Exercise objective: Emit all the data exactly as provided.

The records:
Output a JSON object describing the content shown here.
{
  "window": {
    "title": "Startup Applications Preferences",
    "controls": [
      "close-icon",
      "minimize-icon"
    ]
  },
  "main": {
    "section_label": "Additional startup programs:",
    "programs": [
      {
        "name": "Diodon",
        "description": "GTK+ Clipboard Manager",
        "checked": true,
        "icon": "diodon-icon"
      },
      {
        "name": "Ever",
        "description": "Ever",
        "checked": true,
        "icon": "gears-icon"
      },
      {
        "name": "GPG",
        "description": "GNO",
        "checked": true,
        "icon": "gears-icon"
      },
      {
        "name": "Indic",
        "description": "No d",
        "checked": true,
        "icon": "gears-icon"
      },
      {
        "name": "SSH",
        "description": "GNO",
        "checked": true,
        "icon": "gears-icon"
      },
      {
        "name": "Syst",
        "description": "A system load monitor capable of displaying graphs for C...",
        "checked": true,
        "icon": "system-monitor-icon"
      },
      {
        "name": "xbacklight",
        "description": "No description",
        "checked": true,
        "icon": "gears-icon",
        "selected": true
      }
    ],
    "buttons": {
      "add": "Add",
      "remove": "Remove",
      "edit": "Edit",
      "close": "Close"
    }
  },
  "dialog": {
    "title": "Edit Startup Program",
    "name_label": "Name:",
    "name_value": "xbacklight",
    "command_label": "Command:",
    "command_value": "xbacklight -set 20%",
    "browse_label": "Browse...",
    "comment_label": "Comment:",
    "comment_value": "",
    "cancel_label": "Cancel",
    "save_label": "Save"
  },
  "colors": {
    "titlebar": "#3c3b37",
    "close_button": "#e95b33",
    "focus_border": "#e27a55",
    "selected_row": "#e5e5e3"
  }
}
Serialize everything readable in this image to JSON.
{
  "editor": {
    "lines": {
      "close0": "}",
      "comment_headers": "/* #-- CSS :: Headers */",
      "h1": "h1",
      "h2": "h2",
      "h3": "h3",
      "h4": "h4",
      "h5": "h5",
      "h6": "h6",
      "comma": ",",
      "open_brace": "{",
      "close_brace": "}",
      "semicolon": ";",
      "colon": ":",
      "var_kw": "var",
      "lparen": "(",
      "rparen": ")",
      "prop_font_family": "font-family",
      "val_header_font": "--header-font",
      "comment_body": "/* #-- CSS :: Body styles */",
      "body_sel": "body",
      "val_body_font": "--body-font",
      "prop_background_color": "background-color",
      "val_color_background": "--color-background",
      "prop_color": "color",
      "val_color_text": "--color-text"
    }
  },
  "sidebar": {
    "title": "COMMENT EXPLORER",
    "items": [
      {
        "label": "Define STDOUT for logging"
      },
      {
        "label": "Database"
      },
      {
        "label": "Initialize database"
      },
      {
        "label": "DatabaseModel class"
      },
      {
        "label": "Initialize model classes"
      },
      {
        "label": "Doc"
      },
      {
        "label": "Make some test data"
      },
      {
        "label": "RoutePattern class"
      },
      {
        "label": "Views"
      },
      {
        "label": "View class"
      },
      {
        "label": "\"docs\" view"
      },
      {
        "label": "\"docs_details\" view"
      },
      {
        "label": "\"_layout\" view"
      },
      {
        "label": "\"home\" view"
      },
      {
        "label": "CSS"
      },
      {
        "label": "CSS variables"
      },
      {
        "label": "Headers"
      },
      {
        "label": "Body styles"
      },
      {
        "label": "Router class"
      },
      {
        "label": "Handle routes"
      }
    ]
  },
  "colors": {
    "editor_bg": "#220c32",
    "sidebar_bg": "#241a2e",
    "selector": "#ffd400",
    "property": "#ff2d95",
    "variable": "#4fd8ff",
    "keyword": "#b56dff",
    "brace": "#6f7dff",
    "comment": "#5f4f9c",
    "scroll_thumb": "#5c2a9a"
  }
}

Answer to the exercise:
Output a JSON object describing the content shown here.
{
  "window": {
    "title": "Startup Applications Preferences",
    "controls": [
      "close-icon",
      "minimize-icon"
    ]
  },
  "main": {
    "section_label": "Additional startup programs:",
    "programs": [
      {
        "name": "Diodon",
        "description": "GTK+ Clipboard Manager",
        "checked": true,
        "icon": "diodon-icon"
      },
      {
        "name": "Ever",
        "description": "Ever",
        "checked": true,
        "icon": "gears-icon"
      },
      {
        "name": "GPG",
        "description": "GNO",
        "checked": true,
        "icon": "gears-icon"
      },
      {
        "name": "Indic",
        "description": "No d",
        "checked": true,
        "icon": "gears-icon"
      },
      {
        "name": "SSH",
        "description": "GNO",
        "checked": true,
        "icon": "gears-icon"
      },
      {
        "name": "Syst",
        "description": "A system load monitor capable of displaying graphs for C...",
        "checked": true,
        "icon": "system-monitor-icon"
      },
      {
        "name": "xbacklight",
        "description": "No description",
        "checked": true,
        "icon": "gears-icon",
        "selected": true
      }
    ],
    "buttons": {
      "add": "Add",
      "remove": "Remove",
      "edit": "Edit",
      "close": "Close"
    }
  },
  "dialog": {
    "title": "Edit Startup Program",
    "name_label": "Name:",
    "name_value": "xbacklight",
    "command_label": "Command:",
    "command_value": "xbacklight -set 20%",
    "browse_label": "Browse...",
    "comment_label": "Comment:",
    "comment_value": "",
    "cancel_label": "Cancel",
    "save_label": "Save"
  },
  "colors": {
    "titlebar": "#3c3b37",
    "close_button": "#e95b33",
    "focus_border": "#e27a55",
    "selected_row": "#e5e5e3"
  }
}
Serialize everything readable in this image to JSON.
{
  "editor": {
    "lines": {
      "close0": "}",
      "comment_headers": "/* #-- CSS :: Headers */",
      "h1": "h1",
      "h2": "h2",
      "h3": "h3",
      "h4": "h4",
      "h5": "h5",
      "h6": "h6",
      "comma": ",",
      "open_brace": "{",
      "close_brace": "}",
      "semicolon": ";",
      "colon": ":",
      "var_kw": "var",
      "lparen": "(",
      "rparen": ")",
      "prop_font_family": "font-family",
      "val_header_font": "--header-font",
      "comment_body": "/* #-- CSS :: Body styles */",
      "body_sel": "body",
      "val_body_font": "--body-font",
      "prop_background_color": "background-color",
      "val_color_background": "--color-background",
      "prop_color": "color",
      "val_color_text": "--color-text"
    }
  },
  "sidebar": {
    "title": "COMMENT EXPLORER",
    "items": [
      {
        "label": "Define STDOUT for logging"
      },
      {
        "label": "Database"
      },
      {
        "label": "Initialize database"
      },
      {
        "label": "DatabaseModel class"
      },
      {
        "label": "Initialize model classes"
      },
      {
        "label": "Doc"
      },
      {
        "label": "Make some test data"
      },
      {
        "label": "RoutePattern class"
      },
      {
        "label": "Views"
      },
      {
        "label": "View class"
      },
      {
        "label": "\"docs\" view"
      },
      {
        "label": "\"docs_details\" view"
      },
      {
        "label": "\"_layout\" view"
      },
      {
        "label": "\"home\" view"
      },
      {
        "label": "CSS"
      },
      {
        "label": "CSS variables"
      },
      {
        "label": "Headers"
      },
      {
        "label": "Body styles"
      },
      {
        "label": "Router class"
      },
      {
        "label": "Handle routes"
      }
    ]
  },
  "colors": {
    "editor_bg": "#220c32",
    "sidebar_bg": "#241a2e",
    "selector": "#ffd400",
    "property": "#ff2d95",
    "variable": "#4fd8ff",
    "keyword": "#b56dff",
    "brace": "#6f7dff",
    "comment": "#5f4f9c",
    "scroll_thumb": "#5c2a9a"
  }
}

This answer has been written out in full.